• _What is expected_
Everything in the data that follows has to be repeated verbatim.

-------- The data

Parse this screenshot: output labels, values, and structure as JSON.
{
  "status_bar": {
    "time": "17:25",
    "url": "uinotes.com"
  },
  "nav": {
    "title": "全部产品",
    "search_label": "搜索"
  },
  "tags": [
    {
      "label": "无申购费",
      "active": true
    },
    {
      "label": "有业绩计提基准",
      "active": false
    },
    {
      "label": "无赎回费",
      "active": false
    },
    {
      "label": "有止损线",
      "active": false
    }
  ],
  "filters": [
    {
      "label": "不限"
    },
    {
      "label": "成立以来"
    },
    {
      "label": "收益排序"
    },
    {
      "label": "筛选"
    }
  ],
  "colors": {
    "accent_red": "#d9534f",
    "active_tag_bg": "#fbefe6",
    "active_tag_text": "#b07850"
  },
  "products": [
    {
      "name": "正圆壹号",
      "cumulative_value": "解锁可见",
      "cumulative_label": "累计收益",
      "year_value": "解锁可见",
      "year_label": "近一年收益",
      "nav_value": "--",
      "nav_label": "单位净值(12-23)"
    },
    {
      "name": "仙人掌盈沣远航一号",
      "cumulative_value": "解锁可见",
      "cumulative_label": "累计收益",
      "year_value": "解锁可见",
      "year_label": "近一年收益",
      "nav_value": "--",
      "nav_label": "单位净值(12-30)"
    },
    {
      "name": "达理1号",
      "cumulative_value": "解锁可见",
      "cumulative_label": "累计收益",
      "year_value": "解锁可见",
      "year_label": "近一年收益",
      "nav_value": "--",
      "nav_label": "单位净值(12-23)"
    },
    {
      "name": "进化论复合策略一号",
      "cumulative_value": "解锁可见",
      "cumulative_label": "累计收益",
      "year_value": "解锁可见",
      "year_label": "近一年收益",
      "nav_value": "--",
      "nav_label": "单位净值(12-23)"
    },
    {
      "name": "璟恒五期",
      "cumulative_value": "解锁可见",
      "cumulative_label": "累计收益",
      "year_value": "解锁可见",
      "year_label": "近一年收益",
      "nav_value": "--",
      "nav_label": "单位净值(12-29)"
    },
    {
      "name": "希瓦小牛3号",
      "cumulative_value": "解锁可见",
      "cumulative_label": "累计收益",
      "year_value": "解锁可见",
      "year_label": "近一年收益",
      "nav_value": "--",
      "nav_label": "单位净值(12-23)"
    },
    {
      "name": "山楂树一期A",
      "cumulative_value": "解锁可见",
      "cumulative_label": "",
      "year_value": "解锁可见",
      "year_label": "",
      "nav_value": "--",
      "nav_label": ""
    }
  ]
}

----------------

• _Answer box_
Parse this screenshot: output labels, values, and structure as JSON.
{
  "status_bar": {
    "time": "17:25",
    "url": "uinotes.com"
  },
  "nav": {
    "title": "全部产品",
    "search_label": "搜索"
  },
  "tags": [
    {
      "label": "无申购费",
      "active": true
    },
    {
      "label": "有业绩计提基准",
      "active": false
    },
    {
      "label": "无赎回费",
      "active": false
    },
    {
      "label": "有止损线",
      "active": false
    }
  ],
  "filters": [
    {
      "label": "不限"
    },
    {
      "label": "成立以来"
    },
    {
      "label": "收益排序"
    },
    {
      "label": "筛选"
    }
  ],
  "colors": {
    "accent_red": "#d9534f",
    "active_tag_bg": "#fbefe6",
    "active_tag_text": "#b07850"
  },
  "products": [
    {
      "name": "正圆壹号",
      "cumulative_value": "解锁可见",
      "cumulative_label": "累计收益",
      "year_value": "解锁可见",
      "year_label": "近一年收益",
      "nav_value": "--",
      "nav_label": "单位净值(12-23)"
    },
    {
      "name": "仙人掌盈沣远航一号",
      "cumulative_value": "解锁可见",
      "cumulative_label": "累计收益",
      "year_value": "解锁可见",
      "year_label": "近一年收益",
      "nav_value": "--",
      "nav_label": "单位净值(12-30)"
    },
    {
      "name": "达理1号",
      "cumulative_value": "解锁可见",
      "cumulative_label": "累计收益",
      "year_value": "解锁可见",
      "year_label": "近一年收益",
      "nav_value": "--",
      "nav_label": "单位净值(12-23)"
    },
    {
      "name": "进化论复合策略一号",
      "cumulative_value": "解锁可见",
      "cumulative_label": "累计收益",
      "year_value": "解锁可见",
      "year_label": "近一年收益",
      "nav_value": "--",
      "nav_label": "单位净值(12-23)"
    },
    {
      "name": "璟恒五期",
      "cumulative_value": "解锁可见",
      "cumulative_label": "累计收益",
      "year_value": "解锁可见",
      "year_label": "近一年收益",
      "nav_value": "--",
      "nav_label": "单位净值(12-29)"
    },
    {
      "name": "希瓦小牛3号",
      "cumulative_value": "解锁可见",
      "cumulative_label": "累计收益",
      "year_value": "解锁可见",
      "year_label": "近一年收益",
      "nav_value": "--",
      "nav_label": "单位净值(12-23)"
    },
    {
      "name": "山楂树一期A",
      "cumulative_value": "解锁可见",
      "cumulative_label": "",
      "year_value": "解锁可见",
      "year_label": "",
      "nav_value": "--",
      "nav_label": ""
    }
  ]
}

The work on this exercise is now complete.